GOAL OF THE EXERCISE: Nothing should be left out. Give all the data again exactly as written.

EXTRACTED DATA:

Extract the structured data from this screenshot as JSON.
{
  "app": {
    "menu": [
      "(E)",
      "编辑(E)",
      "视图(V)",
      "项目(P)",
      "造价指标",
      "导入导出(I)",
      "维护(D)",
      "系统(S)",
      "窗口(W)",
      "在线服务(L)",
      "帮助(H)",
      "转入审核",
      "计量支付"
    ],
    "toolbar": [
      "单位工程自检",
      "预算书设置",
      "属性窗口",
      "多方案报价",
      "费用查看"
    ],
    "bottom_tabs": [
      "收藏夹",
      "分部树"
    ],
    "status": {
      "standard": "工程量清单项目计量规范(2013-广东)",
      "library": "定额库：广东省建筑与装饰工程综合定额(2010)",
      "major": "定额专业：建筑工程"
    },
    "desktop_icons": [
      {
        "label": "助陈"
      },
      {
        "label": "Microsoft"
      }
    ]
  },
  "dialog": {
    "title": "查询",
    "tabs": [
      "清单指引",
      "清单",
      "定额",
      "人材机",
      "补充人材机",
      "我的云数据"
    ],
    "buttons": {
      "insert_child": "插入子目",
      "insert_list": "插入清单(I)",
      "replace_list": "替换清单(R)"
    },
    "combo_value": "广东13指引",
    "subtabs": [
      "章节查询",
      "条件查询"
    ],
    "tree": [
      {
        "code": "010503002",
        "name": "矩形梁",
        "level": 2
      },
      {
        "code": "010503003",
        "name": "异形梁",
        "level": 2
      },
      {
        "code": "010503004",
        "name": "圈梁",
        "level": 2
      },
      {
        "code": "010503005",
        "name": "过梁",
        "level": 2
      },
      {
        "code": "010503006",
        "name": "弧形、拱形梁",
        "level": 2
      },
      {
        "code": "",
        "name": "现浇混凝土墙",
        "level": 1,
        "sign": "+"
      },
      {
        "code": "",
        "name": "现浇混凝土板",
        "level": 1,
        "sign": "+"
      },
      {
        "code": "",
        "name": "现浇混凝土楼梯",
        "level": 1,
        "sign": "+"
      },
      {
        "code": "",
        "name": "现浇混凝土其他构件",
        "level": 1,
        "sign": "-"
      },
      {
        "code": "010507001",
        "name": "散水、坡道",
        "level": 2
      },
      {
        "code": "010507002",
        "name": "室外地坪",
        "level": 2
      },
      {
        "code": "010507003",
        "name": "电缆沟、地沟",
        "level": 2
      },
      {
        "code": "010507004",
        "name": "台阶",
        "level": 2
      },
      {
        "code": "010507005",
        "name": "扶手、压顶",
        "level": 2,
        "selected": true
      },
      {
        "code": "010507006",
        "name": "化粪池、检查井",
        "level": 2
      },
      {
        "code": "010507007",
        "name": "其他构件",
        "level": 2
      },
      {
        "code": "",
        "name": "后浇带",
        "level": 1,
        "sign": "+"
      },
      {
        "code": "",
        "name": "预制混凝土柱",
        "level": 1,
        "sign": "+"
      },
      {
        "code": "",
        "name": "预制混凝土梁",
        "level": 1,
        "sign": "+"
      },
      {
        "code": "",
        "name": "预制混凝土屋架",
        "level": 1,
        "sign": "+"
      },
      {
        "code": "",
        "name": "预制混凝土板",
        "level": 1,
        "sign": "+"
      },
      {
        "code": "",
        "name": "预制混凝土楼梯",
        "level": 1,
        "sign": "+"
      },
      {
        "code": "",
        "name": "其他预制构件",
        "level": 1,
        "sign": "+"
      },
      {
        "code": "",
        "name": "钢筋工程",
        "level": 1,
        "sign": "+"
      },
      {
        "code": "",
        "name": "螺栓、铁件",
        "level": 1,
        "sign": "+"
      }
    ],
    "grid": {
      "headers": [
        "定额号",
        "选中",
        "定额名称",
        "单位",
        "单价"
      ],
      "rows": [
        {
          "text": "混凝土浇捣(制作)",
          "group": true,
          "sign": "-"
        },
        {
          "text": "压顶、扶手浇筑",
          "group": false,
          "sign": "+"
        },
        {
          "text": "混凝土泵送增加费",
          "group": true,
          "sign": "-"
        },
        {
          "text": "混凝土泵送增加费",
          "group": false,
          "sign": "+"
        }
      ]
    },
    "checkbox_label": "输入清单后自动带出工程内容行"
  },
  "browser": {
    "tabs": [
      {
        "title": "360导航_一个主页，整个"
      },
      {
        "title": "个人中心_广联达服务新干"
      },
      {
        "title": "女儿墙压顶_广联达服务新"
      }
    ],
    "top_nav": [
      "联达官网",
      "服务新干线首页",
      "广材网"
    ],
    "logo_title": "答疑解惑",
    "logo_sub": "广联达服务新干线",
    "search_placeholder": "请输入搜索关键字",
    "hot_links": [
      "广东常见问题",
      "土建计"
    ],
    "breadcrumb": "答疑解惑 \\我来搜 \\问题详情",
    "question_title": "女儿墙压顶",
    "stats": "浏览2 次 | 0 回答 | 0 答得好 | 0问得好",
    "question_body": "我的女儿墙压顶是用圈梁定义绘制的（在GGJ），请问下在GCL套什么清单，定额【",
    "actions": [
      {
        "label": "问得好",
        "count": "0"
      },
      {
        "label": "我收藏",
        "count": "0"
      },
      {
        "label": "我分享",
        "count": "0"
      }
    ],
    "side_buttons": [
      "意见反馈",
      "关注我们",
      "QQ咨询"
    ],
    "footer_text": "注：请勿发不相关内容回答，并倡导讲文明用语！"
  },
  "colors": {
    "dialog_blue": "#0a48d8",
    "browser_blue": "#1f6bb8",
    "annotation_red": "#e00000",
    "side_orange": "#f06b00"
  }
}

RESULT OF THIS EXERCISE:
Extract the structured data from this screenshot as JSON.
{
  "app": {
    "menu": [
      "(E)",
      "编辑(E)",
      "视图(V)",
      "项目(P)",
      "造价指标",
      "导入导出(I)",
      "维护(D)",
      "系统(S)",
      "窗口(W)",
      "在线服务(L)",
      "帮助(H)",
      "转入审核",
      "计量支付"
    ],
    "toolbar": [
      "单位工程自检",
      "预算书设置",
      "属性窗口",
      "多方案报价",
      "费用查看"
    ],
    "bottom_tabs": [
      "收藏夹",
      "分部树"
    ],
    "status": {
      "standard": "工程量清单项目计量规范(2013-广东)",
      "library": "定额库：广东省建筑与装饰工程综合定额(2010)",
      "major": "定额专业：建筑工程"
    },
    "desktop_icons": [
      {
        "label": "助陈"
      },
      {
        "label": "Microsoft"
      }
    ]
  },
  "dialog": {
    "title": "查询",
    "tabs": [
      "清单指引",
      "清单",
      "定额",
      "人材机",
      "补充人材机",
      "我的云数据"
    ],
    "buttons": {
      "insert_child": "插入子目",
      "insert_list": "插入清单(I)",
      "replace_list": "替换清单(R)"
    },
    "combo_value": "广东13指引",
    "subtabs": [
      "章节查询",
      "条件查询"
    ],
    "tree": [
      {
        "code": "010503002",
        "name": "矩形梁",
        "level": 2
      },
      {
        "code": "010503003",
        "name": "异形梁",
        "level": 2
      },
      {
        "code": "010503004",
        "name": "圈梁",
        "level": 2
      },
      {
        "code": "010503005",
        "name": "过梁",
        "level": 2
      },
      {
        "code": "010503006",
        "name": "弧形、拱形梁",
        "level": 2
      },
      {
        "code": "",
        "name": "现浇混凝土墙",
        "level": 1,
        "sign": "+"
      },
      {
        "code": "",
        "name": "现浇混凝土板",
        "level": 1,
        "sign": "+"
      },
      {
        "code": "",
        "name": "现浇混凝土楼梯",
        "level": 1,
        "sign": "+"
      },
      {
        "code": "",
        "name": "现浇混凝土其他构件",
        "level": 1,
        "sign": "-"
      },
      {
        "code": "010507001",
        "name": "散水、坡道",
        "level": 2
      },
      {
        "code": "010507002",
        "name": "室外地坪",
        "level": 2
      },
      {
        "code": "010507003",
        "name": "电缆沟、地沟",
        "level": 2
      },
      {
        "code": "010507004",
        "name": "台阶",
        "level": 2
      },
      {
        "code": "010507005",
        "name": "扶手、压顶",
        "level": 2,
        "selected": true
      },
      {
        "code": "010507006",
        "name": "化粪池、检查井",
        "level": 2
      },
      {
        "code": "010507007",
        "name": "其他构件",
        "level": 2
      },
      {
        "code": "",
        "name": "后浇带",
        "level": 1,
        "sign": "+"
      },
      {
        "code": "",
        "name": "预制混凝土柱",
        "level": 1,
        "sign": "+"
      },
      {
        "code": "",
        "name": "预制混凝土梁",
        "level": 1,
        "sign": "+"
      },
      {
        "code": "",
        "name": "预制混凝土屋架",
        "level": 1,
        "sign": "+"
      },
      {
        "code": "",
        "name": "预制混凝土板",
        "level": 1,
        "sign": "+"
      },
      {
        "code": "",
        "name": "预制混凝土楼梯",
        "level": 1,
        "sign": "+"
      },
      {
        "code": "",
        "name": "其他预制构件",
        "level": 1,
        "sign": "+"
      },
      {
        "code": "",
        "name": "钢筋工程",
        "level": 1,
        "sign": "+"
      },
      {
        "code": "",
        "name": "螺栓、铁件",
        "level": 1,
        "sign": "+"
      }
    ],
    "grid": {
      "headers": [
        "定额号",
        "选中",
        "定额名称",
        "单位",
        "单价"
      ],
      "rows": [
        {
          "text": "混凝土浇捣(制作)",
          "group": true,
          "sign": "-"
        },
        {
          "text": "压顶、扶手浇筑",
          "group": false,
          "sign": "+"
        },
        {
          "text": "混凝土泵送增加费",
          "group": true,
          "sign": "-"
        },
        {
          "text": "混凝土泵送增加费",
          "group": false,
          "sign": "+"
        }
      ]
    },
    "checkbox_label": "输入清单后自动带出工程内容行"
  },
  "browser": {
    "tabs": [
      {
        "title": "360导航_一个主页，整个"
      },
      {
        "title": "个人中心_广联达服务新干"
      },
      {
        "title": "女儿墙压顶_广联达服务新"
      }
    ],
    "top_nav": [
      "联达官网",
      "服务新干线首页",
      "广材网"
    ],
    "logo_title": "答疑解惑",
    "logo_sub": "广联达服务新干线",
    "search_placeholder": "请输入搜索关键字",
    "hot_links": [
      "广东常见问题",
      "土建计"
    ],
    "breadcrumb": "答疑解惑 \\我来搜 \\问题详情",
    "question_title": "女儿墙压顶",
    "stats": "浏览2 次 | 0 回答 | 0 答得好 | 0问得好",
    "question_body": "我的女儿墙压顶是用圈梁定义绘制的（在GGJ），请问下在GCL套什么清单，定额【",
    "actions": [
      {
        "label": "问得好",
        "count": "0"
      },
      {
        "label": "我收藏",
        "count": "0"
      },
      {
        "label": "我分享",
        "count": "0"
      }
    ],
    "side_buttons": [
      "意见反馈",
      "关注我们",
      "QQ咨询"
    ],
    "footer_text": "注：请勿发不相关内容回答，并倡导讲文明用语！"
  },
  "colors": {
    "dialog_blue": "#0a48d8",
    "browser_blue": "#1f6bb8",
    "annotation_red": "#e00000",
    "side_orange": "#f06b00"
  }
}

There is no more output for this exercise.